Use the Looker API Client SDK (for Python)
Among the files generated by Swagger-Codegen for Python is a subdirectory
python_sdk/swagger_client which contains all the Python class definitions we need to make Python function calls to the Looker API.
For quick-and-dirty work, you can just copy the
swagger_client directory (and its subdirectories) into a subdirectory of your Python project. Note that we’re changing the directory name to
looker as part of the move (so that our Python code can refer to the client SDK module as “looker” instead of as “swagger_client”)
mv looker_sdk/python_sdk/swagger_client ~/mypythonapp/looker
Here’s a quick Python test app to kickstart your Looker API development.
Fill in your Looker API Host name and port, your API3 clientId and clientSecret values:
# replace with your custom Looker API Host domain and port, if applicable.
base_url = 'https://your.looker.instance:19999/api/3.0/'
client_id = 'your-API3-client-id'
client_secret = 'your-API3-client-secret'
# instantiate Auth API
unauthenticated_client = looker.ApiClient(base_url)
unauthenticated_authApi = looker.ApiAuthApi(unauthenticated_client)
# authenticate client
token = unauthenticated_authApi.login(client_id=client_id, client_secret=client_secret)
client = looker.ApiClient(base_url, 'Authorization', 'token ' + token.access_token)
# instantiate User API client
userApi = looker.UserApi(client)
me = userApi.me();
# instantiate Look API client
lookApi = looker.LookApi(client)
This test app imports the Looker API Python client SDK from the
looker subdirectory of the
test_app.py file’s home directory. The Python code can then access the Looker API classes via the
looker module symbol.
This test app authenticates to the Looker API using the clientId and clientSecret values you generated earlier on the Looker Admin/User panel. It fetches the user info for the current logged-in user using the userApi.me() API call, and fetches a list of all looks accessible to the current user using the lookApi.all_looks() API call.
The Swagger-Codegen generated Python client SDK code looks like it is intended to be installed as a Python package/module. Not being a Python expert, I haven’t had much success with naive attempts to install the client SDK files as a Python module.
SO… If any of you Python alpha geeks out there would like to chime in with tips on how to install the Python client SDK as a module (and successfully reference it from a Python app) the rest of us Python n00bs would be grateful!

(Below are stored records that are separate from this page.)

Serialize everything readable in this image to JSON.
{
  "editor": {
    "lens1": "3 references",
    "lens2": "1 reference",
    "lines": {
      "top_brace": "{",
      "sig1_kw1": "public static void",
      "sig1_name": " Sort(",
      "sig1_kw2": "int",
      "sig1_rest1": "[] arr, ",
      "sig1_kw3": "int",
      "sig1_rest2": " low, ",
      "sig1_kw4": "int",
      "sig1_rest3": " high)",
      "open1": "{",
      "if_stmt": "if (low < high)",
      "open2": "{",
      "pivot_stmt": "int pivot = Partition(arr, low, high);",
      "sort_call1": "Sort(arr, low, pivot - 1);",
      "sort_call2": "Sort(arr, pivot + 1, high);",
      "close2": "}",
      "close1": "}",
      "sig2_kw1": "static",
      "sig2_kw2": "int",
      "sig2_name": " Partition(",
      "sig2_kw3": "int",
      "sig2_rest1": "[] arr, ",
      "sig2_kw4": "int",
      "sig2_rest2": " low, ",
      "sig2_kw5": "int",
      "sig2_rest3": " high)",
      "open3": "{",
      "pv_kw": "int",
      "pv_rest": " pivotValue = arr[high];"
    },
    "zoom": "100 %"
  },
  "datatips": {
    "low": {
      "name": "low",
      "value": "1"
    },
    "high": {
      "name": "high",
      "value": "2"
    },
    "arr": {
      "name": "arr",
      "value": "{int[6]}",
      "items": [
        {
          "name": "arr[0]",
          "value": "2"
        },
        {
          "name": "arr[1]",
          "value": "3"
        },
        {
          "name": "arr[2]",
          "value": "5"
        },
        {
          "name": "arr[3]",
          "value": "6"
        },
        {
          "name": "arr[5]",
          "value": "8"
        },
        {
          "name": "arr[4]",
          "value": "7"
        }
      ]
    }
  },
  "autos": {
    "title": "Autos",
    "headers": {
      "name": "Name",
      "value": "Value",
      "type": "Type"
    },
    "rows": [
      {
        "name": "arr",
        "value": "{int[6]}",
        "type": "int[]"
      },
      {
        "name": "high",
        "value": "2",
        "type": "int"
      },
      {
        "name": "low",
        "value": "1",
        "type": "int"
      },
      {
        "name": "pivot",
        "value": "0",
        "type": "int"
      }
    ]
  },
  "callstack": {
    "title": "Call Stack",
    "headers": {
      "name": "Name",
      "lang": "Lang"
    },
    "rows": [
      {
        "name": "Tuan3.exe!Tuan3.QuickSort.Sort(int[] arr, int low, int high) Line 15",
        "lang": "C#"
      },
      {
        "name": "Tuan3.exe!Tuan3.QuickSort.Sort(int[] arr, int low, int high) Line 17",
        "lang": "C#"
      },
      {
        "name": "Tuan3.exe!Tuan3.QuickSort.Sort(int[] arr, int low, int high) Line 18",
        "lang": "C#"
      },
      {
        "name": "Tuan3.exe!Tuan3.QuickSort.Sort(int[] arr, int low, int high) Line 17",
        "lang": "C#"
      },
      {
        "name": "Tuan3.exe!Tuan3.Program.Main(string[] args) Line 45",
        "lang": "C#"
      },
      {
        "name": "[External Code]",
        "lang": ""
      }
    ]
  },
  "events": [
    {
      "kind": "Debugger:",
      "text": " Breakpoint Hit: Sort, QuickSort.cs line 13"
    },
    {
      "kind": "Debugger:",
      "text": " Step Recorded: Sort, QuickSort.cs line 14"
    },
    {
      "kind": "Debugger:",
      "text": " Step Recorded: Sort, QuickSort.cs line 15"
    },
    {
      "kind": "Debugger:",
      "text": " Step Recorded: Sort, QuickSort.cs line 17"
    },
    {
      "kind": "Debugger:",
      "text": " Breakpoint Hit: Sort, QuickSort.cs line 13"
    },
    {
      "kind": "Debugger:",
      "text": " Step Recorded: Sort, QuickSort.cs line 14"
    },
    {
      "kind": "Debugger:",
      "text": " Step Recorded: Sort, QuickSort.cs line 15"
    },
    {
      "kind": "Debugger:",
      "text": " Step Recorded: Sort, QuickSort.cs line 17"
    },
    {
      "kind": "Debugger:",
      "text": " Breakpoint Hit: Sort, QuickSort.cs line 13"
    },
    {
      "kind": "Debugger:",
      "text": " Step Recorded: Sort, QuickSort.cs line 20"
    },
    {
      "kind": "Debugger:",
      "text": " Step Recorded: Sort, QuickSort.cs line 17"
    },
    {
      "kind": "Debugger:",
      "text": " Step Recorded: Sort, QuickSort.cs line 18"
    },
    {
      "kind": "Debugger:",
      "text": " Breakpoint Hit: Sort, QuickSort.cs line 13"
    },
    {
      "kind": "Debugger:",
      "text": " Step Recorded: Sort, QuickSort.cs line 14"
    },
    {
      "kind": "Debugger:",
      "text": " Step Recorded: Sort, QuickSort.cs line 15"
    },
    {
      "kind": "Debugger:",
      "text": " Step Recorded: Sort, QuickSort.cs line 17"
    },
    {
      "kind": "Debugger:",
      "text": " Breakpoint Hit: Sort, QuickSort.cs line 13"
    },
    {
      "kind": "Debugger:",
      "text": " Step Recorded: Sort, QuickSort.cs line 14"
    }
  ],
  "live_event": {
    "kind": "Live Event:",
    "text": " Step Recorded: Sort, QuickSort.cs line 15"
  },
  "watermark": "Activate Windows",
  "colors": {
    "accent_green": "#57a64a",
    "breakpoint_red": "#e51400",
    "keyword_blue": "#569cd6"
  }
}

This test app is safe to use because it doesn’t use any Looker APIs that change the state of the Looker instance. Many Looker APIs, however, can change or delete settings, users, models, and more from your Looker instance. Be careful! You can limit what a program can do with the Looker API by using API3 client credentials associated with a limited-rights user account, and only enable roles or permissions on that user account as needed. It’s always a good idea to do development work using a non-production Looker instance.
Looker provides full support for the use and execution of the HTTP Looker API operations themselves. Officially, Looker cannot provide support for bugs or issues in Swagger generated client SDKs.
If you find something wonky when making a Looker API call through a client SDK, try performing the same Looker API call using the equivalent raw HTTP/JSON request. If the raw HTTP request also behaves oddly, that’s on us. Please contact Looker support to let us know!
Use the Looker API doc page to experiment with raw HTTP requests. Auth is taken care of for you!
If the HTTP request behaves correctly but the equivalent client SDK call is broken, that may be a bug in the generated client SDK. Let us know if you find something like this so we can check for workarounds and make sure our JSON metadata is correct. Be aware that the extent of our support for client SDK issues will be limited to recommending that you try a different release of the Swagger-Codegen tools, and suggesting you post a cry for help from fellow Looker devs here in the Looker Discourse community. We can’t help you write your application code or your homework assignments.